__WHAT THE TASK REQUIRES__.
Set down the entries once more exactly as they were written.

__AVAILABLE DATA__.
##########
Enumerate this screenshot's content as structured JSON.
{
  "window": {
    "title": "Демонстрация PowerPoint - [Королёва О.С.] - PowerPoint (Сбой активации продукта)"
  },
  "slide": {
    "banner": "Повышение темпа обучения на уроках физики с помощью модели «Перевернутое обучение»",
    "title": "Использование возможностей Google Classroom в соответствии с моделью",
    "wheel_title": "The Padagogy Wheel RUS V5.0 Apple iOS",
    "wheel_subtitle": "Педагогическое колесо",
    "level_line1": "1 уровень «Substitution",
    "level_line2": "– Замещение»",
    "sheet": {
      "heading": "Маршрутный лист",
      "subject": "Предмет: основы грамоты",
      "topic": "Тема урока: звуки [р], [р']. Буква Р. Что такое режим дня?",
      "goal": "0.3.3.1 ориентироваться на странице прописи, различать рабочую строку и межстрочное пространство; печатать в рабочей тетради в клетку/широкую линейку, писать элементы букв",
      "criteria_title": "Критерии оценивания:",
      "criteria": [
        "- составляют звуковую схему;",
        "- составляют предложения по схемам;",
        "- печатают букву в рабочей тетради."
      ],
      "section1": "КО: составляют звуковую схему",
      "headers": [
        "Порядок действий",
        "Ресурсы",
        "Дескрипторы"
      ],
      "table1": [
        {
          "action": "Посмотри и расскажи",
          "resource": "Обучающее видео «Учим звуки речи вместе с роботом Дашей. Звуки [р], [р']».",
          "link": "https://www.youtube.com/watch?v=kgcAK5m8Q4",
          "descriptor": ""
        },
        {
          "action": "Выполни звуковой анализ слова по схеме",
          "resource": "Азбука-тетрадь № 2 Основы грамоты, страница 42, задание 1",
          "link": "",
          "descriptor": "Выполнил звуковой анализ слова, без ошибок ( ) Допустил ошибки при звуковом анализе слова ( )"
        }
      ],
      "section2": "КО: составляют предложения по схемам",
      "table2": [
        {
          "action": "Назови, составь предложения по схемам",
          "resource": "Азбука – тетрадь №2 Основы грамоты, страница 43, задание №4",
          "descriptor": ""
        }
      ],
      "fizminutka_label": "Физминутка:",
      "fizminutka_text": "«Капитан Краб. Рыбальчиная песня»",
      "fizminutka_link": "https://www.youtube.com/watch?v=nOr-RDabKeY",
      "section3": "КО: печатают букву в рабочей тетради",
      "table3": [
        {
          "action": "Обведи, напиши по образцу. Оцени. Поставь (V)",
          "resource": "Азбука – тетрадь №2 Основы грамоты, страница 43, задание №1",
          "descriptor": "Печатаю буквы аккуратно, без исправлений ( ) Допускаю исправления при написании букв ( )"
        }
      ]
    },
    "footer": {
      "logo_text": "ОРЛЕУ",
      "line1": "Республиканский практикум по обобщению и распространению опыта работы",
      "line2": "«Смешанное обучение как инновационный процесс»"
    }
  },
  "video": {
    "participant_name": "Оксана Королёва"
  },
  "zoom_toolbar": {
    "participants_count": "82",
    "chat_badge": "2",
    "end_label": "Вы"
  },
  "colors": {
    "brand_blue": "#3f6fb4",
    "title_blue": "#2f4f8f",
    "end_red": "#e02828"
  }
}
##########
__ANSWER AREA__.
Enumerate this screenshot's content as structured JSON.
{
  "window": {
    "title": "Демонстрация PowerPoint - [Королёва О.С.] - PowerPoint (Сбой активации продукта)"
  },
  "slide": {
    "banner": "Повышение темпа обучения на уроках физики с помощью модели «Перевернутое обучение»",
    "title": "Использование возможностей Google Classroom в соответствии с моделью",
    "wheel_title": "The Padagogy Wheel RUS V5.0 Apple iOS",
    "wheel_subtitle": "Педагогическое колесо",
    "level_line1": "1 уровень «Substitution",
    "level_line2": "– Замещение»",
    "sheet": {
      "heading": "Маршрутный лист",
      "subject": "Предмет: основы грамоты",
      "topic": "Тема урока: звуки [р], [р']. Буква Р. Что такое режим дня?",
      "goal": "0.3.3.1 ориентироваться на странице прописи, различать рабочую строку и межстрочное пространство; печатать в рабочей тетради в клетку/широкую линейку, писать элементы букв",
      "criteria_title": "Критерии оценивания:",
      "criteria": [
        "- составляют звуковую схему;",
        "- составляют предложения по схемам;",
        "- печатают букву в рабочей тетради."
      ],
      "section1": "КО: составляют звуковую схему",
      "headers": [
        "Порядок действий",
        "Ресурсы",
        "Дескрипторы"
      ],
      "table1": [
        {
          "action": "Посмотри и расскажи",
          "resource": "Обучающее видео «Учим звуки речи вместе с роботом Дашей. Звуки [р], [р']».",
          "link": "https://www.youtube.com/watch?v=kgcAK5m8Q4",
          "descriptor": ""
        },
        {
          "action": "Выполни звуковой анализ слова по схеме",
          "resource": "Азбука-тетрадь № 2 Основы грамоты, страница 42, задание 1",
          "link": "",
          "descriptor": "Выполнил звуковой анализ слова, без ошибок ( ) Допустил ошибки при звуковом анализе слова ( )"
        }
      ],
      "section2": "КО: составляют предложения по схемам",
      "table2": [
        {
          "action": "Назови, составь предложения по схемам",
          "resource": "Азбука – тетрадь №2 Основы грамоты, страница 43, задание №4",
          "descriptor": ""
        }
      ],
      "fizminutka_label": "Физминутка:",
      "fizminutka_text": "«Капитан Краб. Рыбальчиная песня»",
      "fizminutka_link": "https://www.youtube.com/watch?v=nOr-RDabKeY",
      "section3": "КО: печатают букву в рабочей тетради",
      "table3": [
        {
          "action": "Обведи, напиши по образцу. Оцени. Поставь (V)",
          "resource": "Азбука – тетрадь №2 Основы грамоты, страница 43, задание №1",
          "descriptor": "Печатаю буквы аккуратно, без исправлений ( ) Допускаю исправления при написании букв ( )"
        }
      ]
    },
    "footer": {
      "logo_text": "ОРЛЕУ",
      "line1": "Республиканский практикум по обобщению и распространению опыта работы",
      "line2": "«Смешанное обучение как инновационный процесс»"
    }
  },
  "video": {
    "participant_name": "Оксана Королёва"
  },
  "zoom_toolbar": {
    "participants_count": "82",
    "chat_badge": "2",
    "end_label": "Вы"
  },
  "colors": {
    "brand_blue": "#3f6fb4",
    "title_blue": "#2f4f8f",
    "end_red": "#e02828"
  }
}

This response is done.